Layering the crabmeat first in these summer rolls (often mislabeled as spring rolls in America) lets you see it through the translucent wrapper.
Slideshow:More Crab Recipes
NUOC CHAM :
1/4 cup fresh lime juice
3 tablespoons Asian fish sauce
3 tablespoons sugar
2 tablespoons water
1/2 Thai red chile, minced
1 1/2 teaspoons toasted and ground sesame seeds
1 tablespoon minced scallion
1 1/2 teaspoons minced cilantro
1 1/2 teaspoons minced mint
4 ounces rice noodles
Twenty 8-inch round rice paper wrappers
1 pound jumbo lump crabmeat, picked over
1/2 English cucumber—halved lengthwise, seeded and cut into julienne
2 cups shredded iceberg lettuce
2 cups mung bean sprouts
2 cups mint leaves
2 cups cilantro leaves
1/2 cup crushed roasted salted peanuts, plus more for sprinkling
10 scallions, halved lengthwise, trimmed to 10 inches
Hoisin sauce and Sriracha, for serving
How to Make It
Make the nuoc cham In a small bowl, whisk together all of the ingredients.
Make the rolls In a medium, deep baking dish, cover the noodles with boiling water and let stand until softened, about 20 minutes. Drain well and pat dry with paper towels.
Fill a large, shallow bowl with very hot water (not boiling). Soak 1 rice paper wrapper in the water until just pliable, about 30 seconds. Spread on a work surface. Top the wrapper with some of the crab, noodles, cucumber, lettuce, bean sprouts, mint, cilantro and peanuts. Tightly fold the wrapper over the filling, tuck in the sides and roll up halfway. Lay a scallion half across the wrapper with 1 inch of overhang on both sides and tightly roll up. Transfer to a platter and cover with a damp paper towel. Repeat with the remaining wrappers and fillings. Serve the rolls with the nuoc cham and a bowl of hoisin sauce sprinkled with Sriracha and peanuts.
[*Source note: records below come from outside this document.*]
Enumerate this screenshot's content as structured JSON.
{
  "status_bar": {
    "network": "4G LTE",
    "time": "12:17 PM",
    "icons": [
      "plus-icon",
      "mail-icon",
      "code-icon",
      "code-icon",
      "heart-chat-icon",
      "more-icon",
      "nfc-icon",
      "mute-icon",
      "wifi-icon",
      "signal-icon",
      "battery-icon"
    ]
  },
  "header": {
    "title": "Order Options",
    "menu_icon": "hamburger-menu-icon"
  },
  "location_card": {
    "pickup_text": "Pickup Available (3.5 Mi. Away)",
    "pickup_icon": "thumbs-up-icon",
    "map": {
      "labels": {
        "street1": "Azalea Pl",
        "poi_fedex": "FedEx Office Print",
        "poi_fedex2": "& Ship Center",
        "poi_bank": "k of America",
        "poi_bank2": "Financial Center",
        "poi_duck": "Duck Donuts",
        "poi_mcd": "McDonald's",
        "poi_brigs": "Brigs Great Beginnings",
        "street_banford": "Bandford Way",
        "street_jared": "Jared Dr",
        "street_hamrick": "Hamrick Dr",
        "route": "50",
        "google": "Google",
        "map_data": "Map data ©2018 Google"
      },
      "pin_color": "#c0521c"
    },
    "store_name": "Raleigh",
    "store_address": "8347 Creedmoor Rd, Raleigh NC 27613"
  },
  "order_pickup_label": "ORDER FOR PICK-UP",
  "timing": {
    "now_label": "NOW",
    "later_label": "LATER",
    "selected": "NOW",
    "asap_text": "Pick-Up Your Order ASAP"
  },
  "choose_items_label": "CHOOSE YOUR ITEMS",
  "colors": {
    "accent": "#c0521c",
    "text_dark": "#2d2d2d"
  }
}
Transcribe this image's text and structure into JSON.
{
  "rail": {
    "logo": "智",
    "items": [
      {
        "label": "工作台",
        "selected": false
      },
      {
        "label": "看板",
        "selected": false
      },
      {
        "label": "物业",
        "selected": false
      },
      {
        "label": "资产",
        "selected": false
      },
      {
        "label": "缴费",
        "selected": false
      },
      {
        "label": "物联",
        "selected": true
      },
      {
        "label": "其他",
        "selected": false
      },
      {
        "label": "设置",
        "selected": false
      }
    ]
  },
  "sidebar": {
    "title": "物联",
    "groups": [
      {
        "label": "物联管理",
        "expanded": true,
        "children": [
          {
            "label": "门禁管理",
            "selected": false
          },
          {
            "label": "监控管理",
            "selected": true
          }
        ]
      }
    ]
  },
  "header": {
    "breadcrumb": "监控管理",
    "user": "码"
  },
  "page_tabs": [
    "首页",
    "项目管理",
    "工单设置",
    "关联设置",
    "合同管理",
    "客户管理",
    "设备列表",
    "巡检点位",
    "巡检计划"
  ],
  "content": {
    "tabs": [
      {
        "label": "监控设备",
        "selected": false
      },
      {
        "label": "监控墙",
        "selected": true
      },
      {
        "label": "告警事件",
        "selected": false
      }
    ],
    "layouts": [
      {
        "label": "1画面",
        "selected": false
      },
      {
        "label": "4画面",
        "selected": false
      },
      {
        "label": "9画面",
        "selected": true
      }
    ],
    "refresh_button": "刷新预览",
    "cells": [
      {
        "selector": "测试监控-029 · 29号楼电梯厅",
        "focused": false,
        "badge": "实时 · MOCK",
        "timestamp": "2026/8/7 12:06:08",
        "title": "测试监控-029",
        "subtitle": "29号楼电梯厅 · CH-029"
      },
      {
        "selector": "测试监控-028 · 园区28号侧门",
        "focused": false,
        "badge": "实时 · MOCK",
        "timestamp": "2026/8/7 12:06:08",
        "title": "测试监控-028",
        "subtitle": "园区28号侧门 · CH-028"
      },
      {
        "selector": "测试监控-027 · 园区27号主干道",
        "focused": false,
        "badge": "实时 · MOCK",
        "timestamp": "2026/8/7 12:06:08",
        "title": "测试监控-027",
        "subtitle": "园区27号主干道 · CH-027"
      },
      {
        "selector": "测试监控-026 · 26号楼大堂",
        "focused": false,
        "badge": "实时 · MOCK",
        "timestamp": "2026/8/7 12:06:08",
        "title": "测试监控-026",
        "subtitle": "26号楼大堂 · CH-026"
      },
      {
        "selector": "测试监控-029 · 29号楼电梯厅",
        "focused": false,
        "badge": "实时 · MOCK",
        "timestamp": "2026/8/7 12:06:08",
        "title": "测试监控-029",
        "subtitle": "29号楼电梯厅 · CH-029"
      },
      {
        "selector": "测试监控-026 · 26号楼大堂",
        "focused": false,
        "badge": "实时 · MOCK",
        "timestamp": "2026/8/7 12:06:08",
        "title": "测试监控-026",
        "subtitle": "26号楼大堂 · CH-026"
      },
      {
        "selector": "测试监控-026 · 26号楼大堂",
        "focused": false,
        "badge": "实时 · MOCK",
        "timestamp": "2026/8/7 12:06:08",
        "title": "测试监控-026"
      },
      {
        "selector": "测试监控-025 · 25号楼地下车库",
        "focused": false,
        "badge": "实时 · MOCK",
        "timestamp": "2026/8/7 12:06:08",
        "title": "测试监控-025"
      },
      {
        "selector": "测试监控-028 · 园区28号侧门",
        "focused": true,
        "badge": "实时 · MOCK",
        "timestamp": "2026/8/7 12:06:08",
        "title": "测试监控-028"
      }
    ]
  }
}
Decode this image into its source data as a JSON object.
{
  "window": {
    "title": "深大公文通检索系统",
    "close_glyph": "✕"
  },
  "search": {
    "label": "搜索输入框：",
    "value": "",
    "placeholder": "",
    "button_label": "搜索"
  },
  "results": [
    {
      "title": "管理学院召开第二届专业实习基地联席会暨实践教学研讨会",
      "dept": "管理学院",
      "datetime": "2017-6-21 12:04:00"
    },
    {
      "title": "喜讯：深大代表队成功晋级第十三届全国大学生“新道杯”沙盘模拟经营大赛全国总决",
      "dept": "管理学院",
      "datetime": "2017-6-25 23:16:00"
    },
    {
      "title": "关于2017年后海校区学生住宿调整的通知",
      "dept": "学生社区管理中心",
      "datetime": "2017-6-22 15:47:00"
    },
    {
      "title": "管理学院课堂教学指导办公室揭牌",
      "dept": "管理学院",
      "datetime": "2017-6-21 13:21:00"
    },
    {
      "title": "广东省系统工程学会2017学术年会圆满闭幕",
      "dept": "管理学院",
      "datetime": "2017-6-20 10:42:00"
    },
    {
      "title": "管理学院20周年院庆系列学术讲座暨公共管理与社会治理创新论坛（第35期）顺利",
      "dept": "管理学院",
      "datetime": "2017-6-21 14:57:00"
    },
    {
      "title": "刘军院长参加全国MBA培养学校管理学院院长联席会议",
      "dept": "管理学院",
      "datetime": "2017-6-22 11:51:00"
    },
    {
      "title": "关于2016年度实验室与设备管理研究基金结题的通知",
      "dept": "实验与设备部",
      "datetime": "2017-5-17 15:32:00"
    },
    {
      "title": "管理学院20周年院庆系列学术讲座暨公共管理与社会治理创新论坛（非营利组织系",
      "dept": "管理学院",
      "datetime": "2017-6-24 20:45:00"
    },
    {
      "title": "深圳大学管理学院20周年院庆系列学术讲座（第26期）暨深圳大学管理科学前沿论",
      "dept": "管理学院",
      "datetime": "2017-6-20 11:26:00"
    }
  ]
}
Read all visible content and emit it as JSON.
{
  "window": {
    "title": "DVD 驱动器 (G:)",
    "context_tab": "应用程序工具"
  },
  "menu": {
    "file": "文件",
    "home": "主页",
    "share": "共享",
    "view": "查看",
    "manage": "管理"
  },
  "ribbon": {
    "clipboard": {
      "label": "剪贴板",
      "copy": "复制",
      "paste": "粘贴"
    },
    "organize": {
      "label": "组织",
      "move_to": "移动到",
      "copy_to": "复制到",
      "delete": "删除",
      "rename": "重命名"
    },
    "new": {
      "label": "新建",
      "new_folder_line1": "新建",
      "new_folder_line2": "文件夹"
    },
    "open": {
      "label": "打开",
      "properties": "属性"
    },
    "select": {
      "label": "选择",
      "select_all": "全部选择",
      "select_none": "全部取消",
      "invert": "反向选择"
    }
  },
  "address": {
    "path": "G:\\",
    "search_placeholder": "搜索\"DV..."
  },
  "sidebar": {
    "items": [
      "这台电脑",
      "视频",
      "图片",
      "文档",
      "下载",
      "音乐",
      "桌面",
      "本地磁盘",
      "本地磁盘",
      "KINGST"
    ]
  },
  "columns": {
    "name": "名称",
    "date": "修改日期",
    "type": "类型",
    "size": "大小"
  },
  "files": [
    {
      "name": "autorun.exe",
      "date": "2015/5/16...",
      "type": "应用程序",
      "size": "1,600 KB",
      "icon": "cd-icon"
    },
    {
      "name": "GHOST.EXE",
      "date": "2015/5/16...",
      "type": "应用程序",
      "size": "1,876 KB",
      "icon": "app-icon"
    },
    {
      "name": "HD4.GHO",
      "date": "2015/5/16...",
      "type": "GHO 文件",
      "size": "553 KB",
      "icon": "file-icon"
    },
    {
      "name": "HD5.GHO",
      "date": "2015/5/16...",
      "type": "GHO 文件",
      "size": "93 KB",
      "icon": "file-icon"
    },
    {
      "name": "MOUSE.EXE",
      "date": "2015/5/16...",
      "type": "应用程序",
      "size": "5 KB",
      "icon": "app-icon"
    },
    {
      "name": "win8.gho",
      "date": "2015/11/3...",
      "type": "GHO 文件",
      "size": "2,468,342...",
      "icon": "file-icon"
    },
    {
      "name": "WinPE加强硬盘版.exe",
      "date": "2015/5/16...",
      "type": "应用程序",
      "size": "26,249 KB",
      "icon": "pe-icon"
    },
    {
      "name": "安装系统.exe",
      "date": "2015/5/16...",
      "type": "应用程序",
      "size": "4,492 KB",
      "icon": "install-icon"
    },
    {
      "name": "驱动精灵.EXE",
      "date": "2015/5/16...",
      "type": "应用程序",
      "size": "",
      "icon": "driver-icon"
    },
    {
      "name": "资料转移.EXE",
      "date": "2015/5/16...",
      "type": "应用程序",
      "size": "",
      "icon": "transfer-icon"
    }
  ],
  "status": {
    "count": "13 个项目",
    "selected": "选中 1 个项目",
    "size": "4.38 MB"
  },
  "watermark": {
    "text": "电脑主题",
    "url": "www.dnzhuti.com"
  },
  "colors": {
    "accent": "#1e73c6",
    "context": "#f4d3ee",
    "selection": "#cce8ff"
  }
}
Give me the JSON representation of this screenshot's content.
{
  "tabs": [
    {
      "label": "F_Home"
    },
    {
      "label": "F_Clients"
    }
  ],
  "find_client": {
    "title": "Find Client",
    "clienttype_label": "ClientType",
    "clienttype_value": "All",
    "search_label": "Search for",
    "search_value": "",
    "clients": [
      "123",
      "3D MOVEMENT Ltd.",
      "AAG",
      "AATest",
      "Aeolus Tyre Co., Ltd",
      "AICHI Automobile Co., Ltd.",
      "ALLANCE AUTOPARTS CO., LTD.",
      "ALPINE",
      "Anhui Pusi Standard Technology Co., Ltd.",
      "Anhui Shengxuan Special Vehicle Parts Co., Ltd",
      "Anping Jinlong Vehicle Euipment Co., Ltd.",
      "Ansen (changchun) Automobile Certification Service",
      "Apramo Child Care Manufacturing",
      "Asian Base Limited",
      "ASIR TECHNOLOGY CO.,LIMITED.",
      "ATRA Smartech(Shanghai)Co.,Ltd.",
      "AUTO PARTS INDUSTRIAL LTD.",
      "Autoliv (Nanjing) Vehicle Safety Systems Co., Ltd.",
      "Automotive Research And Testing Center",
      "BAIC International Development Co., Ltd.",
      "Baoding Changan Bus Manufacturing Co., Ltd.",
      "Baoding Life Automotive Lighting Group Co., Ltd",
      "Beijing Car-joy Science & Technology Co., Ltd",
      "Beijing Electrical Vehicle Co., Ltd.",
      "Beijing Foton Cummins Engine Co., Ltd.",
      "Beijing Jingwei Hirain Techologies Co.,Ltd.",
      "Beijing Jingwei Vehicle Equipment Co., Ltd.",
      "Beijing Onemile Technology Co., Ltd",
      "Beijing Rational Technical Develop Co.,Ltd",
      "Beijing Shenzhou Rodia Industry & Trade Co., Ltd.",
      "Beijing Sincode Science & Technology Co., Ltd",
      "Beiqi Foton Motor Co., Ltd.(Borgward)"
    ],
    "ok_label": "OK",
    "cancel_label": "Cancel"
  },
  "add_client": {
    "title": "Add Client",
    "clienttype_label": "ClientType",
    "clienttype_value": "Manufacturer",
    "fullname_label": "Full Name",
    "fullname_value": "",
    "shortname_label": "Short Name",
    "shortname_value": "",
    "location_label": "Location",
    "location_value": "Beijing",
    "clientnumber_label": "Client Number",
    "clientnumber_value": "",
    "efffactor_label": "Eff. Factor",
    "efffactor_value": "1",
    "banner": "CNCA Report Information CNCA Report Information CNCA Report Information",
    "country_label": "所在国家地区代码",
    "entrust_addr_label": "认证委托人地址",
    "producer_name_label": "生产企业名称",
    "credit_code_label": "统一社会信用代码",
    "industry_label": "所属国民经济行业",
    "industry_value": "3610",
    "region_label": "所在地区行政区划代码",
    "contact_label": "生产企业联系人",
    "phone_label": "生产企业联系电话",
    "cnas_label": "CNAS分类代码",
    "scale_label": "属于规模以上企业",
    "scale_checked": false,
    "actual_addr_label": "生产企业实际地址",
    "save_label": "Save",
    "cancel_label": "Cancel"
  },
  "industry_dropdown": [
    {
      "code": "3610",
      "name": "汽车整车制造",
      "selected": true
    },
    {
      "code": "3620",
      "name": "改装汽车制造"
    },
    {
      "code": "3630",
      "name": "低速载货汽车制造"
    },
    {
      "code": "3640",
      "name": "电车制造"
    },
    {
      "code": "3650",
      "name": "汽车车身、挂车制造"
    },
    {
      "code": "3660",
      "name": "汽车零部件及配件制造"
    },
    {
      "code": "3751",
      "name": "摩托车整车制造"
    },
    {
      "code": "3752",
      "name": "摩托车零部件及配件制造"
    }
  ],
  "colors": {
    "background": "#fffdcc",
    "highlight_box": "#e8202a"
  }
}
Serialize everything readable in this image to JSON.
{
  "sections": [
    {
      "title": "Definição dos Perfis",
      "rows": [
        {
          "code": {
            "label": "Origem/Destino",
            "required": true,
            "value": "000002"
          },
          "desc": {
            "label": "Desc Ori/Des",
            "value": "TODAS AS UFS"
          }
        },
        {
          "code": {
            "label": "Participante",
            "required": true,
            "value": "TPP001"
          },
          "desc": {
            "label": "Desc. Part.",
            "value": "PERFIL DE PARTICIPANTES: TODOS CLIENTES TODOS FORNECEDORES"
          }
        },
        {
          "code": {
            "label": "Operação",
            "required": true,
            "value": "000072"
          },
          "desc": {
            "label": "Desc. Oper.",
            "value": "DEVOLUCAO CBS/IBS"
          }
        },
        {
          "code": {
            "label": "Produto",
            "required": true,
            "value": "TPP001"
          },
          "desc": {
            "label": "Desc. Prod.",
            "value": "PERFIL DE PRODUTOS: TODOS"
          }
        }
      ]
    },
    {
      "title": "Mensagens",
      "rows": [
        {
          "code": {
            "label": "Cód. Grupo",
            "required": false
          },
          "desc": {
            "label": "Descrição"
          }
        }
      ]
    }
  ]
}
The summer rolls can be covered with a damp paper towel and refrigerated for up to 1 hour.
You May Like
Sign Up for Our Newsletter
Keeping you in the know on all the latest & greatest food and travel news, and other special offers.
Review Body: I couldn't wait to make this recipe when my girlfriend pointed it out in this month's magazine. The salt/sweet/sour blend is perfect. The crab goes a long way: I put too much in one by accident and it actually overpowered that roll. The one thing I will try next time is add 1/2 tsp freshly minced garlic into the nuoc cham. When I visited Vietnam for 4 weeks, I found a lot of raw garlic in the side sauces. Pairs well with dry-medium white wines: we had an Arneis and a Southern Rhone white blend with this.